I’ve been trying hard to grow claws and wings for some time. Maybe I just don’t have a sufficiently moth-like drive to succeed?

Atheists with attitude

May 15, 2007

A semi-refreshing multi-book review of current atheist attacks on religion: the New Yorker considers some of the many shortcomings of books by Sam Harris, Daniel Dennett, Richard Dawkins, and Christopher Hitchens. It’s “semi-refreshing” because one doesn’t expect much on the Christian religion from the New Yorker—their article on Benedict XVI in April was downright disgraceful from a number of perspectives, basic fact-checking not being the least of these. But here one gets an article that criticizes the extremist non-arguments of these authors, but, as one would expect, does not jump to defend “religion” in any real way.

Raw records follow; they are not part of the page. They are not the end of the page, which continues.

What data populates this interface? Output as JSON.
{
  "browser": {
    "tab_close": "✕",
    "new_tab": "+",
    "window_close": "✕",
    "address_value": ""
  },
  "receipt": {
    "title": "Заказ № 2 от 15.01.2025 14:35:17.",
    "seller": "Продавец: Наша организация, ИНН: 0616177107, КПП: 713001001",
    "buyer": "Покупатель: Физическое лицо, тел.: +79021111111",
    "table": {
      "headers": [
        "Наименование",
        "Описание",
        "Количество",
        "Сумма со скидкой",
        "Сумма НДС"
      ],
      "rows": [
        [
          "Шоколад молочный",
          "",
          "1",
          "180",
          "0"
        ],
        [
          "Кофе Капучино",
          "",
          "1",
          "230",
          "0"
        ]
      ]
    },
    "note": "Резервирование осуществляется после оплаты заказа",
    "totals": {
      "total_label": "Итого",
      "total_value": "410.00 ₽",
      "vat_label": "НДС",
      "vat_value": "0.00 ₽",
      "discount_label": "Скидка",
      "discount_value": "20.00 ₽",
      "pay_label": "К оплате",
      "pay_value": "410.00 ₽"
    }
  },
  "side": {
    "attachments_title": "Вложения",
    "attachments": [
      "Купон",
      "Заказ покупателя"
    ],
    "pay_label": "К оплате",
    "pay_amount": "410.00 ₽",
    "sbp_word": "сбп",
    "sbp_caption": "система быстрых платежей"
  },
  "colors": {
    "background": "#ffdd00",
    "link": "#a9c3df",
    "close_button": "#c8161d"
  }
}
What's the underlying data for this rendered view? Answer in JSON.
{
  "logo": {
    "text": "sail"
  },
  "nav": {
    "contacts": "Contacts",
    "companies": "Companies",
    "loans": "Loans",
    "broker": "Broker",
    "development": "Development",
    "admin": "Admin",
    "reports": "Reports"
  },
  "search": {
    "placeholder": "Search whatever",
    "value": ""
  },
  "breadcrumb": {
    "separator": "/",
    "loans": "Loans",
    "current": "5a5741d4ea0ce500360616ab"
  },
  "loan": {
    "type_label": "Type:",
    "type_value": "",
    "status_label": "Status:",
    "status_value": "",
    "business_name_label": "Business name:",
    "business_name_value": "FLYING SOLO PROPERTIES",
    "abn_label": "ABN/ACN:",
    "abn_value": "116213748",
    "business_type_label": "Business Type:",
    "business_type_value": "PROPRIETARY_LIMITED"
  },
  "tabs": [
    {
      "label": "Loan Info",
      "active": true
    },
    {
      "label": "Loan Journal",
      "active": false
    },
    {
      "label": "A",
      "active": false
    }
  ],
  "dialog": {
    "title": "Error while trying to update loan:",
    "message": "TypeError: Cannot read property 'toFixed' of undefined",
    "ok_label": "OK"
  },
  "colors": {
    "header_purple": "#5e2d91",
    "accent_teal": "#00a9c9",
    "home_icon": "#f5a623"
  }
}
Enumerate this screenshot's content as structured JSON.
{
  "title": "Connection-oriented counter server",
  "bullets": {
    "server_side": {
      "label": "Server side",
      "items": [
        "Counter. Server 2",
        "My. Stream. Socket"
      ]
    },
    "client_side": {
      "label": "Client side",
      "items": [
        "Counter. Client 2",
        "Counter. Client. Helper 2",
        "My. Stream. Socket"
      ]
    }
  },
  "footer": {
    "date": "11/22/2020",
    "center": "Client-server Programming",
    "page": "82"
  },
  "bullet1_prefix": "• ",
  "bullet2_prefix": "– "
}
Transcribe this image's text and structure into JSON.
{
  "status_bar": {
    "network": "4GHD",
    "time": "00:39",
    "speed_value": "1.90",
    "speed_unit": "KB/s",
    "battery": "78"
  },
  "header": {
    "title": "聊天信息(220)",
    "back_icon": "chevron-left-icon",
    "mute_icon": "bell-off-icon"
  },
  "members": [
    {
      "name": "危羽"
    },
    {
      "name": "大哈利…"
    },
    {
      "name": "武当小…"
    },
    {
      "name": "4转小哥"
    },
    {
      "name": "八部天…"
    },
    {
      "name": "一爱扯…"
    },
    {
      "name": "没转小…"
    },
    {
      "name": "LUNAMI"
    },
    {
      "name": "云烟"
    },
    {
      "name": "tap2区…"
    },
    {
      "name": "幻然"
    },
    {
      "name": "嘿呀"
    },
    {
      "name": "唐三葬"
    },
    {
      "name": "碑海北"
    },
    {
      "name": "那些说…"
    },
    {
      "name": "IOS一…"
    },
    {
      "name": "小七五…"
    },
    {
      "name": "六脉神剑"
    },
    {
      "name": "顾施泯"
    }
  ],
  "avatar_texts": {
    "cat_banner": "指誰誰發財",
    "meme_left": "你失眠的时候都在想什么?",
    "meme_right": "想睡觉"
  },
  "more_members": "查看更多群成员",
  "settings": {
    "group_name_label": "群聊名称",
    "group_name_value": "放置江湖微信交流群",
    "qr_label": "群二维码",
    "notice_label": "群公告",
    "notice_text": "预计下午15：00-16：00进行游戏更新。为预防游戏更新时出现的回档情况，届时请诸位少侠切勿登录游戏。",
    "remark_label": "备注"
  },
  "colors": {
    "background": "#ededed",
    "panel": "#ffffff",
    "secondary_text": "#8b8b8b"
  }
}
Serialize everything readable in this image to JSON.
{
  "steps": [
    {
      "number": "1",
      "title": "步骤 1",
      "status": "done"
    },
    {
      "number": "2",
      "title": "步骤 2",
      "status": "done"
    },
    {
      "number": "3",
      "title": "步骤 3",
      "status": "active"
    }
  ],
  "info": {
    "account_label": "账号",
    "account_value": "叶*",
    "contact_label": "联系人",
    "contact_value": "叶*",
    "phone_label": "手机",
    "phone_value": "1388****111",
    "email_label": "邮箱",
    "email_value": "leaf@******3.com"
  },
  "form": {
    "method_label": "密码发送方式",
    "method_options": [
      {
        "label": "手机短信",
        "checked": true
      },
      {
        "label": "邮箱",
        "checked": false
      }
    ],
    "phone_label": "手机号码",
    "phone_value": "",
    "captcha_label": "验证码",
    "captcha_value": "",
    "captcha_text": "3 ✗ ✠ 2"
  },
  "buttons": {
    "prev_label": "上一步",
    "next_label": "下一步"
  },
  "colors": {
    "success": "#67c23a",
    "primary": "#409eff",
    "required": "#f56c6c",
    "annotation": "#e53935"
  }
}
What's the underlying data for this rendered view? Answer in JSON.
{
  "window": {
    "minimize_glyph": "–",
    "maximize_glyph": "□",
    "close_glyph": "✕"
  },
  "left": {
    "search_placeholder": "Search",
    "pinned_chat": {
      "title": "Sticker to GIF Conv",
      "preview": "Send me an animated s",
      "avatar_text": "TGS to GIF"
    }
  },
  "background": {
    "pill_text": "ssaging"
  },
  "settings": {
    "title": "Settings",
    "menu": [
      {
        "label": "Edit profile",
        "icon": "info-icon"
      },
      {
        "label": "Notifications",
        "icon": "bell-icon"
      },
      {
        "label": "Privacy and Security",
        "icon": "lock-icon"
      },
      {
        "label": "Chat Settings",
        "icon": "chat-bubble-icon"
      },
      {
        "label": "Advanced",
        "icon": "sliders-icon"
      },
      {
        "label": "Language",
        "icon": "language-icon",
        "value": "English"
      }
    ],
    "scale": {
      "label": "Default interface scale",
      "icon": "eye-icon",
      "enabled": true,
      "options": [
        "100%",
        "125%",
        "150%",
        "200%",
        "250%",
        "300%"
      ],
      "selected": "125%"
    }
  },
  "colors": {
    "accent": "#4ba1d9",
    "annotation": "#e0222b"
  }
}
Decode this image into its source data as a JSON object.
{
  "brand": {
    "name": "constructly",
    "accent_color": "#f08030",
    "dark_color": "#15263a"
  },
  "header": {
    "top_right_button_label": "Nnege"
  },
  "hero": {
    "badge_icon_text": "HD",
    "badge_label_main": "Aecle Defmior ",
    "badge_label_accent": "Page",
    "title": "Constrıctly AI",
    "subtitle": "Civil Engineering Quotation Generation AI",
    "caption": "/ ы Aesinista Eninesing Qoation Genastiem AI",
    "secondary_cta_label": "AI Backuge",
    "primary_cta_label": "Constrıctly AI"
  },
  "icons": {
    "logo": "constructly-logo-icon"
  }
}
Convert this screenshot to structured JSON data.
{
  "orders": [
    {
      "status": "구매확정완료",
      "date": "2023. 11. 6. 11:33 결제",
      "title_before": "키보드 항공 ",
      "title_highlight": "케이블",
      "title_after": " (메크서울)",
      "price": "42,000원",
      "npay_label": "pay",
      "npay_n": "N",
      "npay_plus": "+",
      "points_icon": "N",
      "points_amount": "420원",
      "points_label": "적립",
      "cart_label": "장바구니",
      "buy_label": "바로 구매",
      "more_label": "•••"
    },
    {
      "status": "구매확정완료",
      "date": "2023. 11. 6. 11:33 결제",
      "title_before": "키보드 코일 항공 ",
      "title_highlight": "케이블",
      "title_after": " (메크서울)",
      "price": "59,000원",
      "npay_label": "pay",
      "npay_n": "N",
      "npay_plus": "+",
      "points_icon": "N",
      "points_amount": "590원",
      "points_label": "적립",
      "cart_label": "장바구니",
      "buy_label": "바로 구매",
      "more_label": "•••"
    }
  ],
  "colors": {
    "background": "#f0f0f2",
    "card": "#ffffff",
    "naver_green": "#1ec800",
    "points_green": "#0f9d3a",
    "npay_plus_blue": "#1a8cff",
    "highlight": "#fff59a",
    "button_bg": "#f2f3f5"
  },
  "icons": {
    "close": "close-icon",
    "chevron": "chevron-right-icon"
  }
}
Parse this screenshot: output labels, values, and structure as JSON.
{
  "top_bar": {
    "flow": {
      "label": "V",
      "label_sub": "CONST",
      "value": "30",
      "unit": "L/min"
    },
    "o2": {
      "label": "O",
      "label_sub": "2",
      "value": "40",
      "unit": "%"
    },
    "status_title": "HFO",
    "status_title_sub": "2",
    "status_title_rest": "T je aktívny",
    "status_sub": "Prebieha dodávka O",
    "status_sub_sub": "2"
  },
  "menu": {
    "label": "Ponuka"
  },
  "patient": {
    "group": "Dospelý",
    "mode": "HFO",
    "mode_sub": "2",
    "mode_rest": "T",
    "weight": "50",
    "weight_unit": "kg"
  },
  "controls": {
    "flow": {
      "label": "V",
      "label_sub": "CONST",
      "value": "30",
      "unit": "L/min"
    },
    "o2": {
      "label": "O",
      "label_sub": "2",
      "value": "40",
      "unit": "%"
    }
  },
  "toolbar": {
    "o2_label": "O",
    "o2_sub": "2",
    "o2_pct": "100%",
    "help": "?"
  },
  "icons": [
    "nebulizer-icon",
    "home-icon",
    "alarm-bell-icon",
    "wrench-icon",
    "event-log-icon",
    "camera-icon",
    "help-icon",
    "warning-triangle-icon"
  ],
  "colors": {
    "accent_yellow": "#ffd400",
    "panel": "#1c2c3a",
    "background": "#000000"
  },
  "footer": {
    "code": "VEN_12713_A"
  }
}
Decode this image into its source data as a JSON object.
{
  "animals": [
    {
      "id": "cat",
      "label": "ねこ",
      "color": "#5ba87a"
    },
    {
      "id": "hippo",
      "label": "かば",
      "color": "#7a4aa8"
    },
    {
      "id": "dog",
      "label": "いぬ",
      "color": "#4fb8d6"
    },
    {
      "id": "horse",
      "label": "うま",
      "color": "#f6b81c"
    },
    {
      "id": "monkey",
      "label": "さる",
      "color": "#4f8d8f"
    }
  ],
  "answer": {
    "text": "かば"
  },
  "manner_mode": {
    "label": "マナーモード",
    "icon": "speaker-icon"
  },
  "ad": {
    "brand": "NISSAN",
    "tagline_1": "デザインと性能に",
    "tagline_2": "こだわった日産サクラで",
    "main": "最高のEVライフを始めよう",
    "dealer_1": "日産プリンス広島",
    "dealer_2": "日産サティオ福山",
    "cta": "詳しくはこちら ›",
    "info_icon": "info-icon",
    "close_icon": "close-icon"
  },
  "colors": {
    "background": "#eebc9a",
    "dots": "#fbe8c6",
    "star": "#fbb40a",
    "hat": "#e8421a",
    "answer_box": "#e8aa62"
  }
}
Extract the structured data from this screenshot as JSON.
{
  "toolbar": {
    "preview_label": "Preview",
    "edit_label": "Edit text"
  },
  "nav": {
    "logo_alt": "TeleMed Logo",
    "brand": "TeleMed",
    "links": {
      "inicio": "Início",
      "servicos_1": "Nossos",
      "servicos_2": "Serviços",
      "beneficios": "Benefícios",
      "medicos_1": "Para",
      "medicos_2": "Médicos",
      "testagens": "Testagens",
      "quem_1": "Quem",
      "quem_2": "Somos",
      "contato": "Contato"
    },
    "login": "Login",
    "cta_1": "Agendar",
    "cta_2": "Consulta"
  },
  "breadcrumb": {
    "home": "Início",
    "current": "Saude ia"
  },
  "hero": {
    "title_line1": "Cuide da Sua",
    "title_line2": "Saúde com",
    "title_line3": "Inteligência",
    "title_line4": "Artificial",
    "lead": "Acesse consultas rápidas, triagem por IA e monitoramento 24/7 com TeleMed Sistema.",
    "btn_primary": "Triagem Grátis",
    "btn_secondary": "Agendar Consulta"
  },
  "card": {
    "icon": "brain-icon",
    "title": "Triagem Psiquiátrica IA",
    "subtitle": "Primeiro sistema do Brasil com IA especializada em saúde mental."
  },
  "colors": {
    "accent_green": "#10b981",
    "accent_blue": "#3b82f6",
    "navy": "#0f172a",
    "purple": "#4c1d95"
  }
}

Particularly embarrassing, I would think, to someone who claims to be a serious intellectual, are the logical impossibilities attendant upon classifying all systems of supernatural belief, regardless of their actual teachings, regardless of their mutual incompatibility, as one monolithic, evil entity called “religion.” The New Yorker author rightly comments:

From the perspective of the new atheists, religion is all one entity; those who would apologize for any of its forms—Harris and Dawkins, in particular, insist on this point—are helping to sustain the whole. But, though the vague belief in a “life force” may be misguided, it’s hard to make the case that it’s dangerous. And there’s a dreamy incoherence in their conviction that moderate forms of religion somehow enable fundamentalist zeal and violence to survive. Are we really going to tame the fervor of an extremist imam’s mosque in Waziristan by weakening the plush-toy creed of a nondenominational church in Chappaqua?

Not to mention the fact that, to my knowledge, none of the authors consider any form of religion other than the traditional-theistic—what about the belief in science, pursuit of financial gain, rationalism, or self-reliance as religions? People, even if they don’t recognize an omnipotent other-worldly being, will elevate something to transcendental status, be it even their own selves. If “religion” is to be taken as an undifferentiated and pernicious phenomenon, then these attacks on it by Dawkins, Harris, et al. are omitting an essential segment of their investigation. To include it would implicate themselves in the horrific project called “religion” that they want so badly to distance themselves from.

I know these books only through a great many reviews, so I apologize if I’m mischaracterizing them.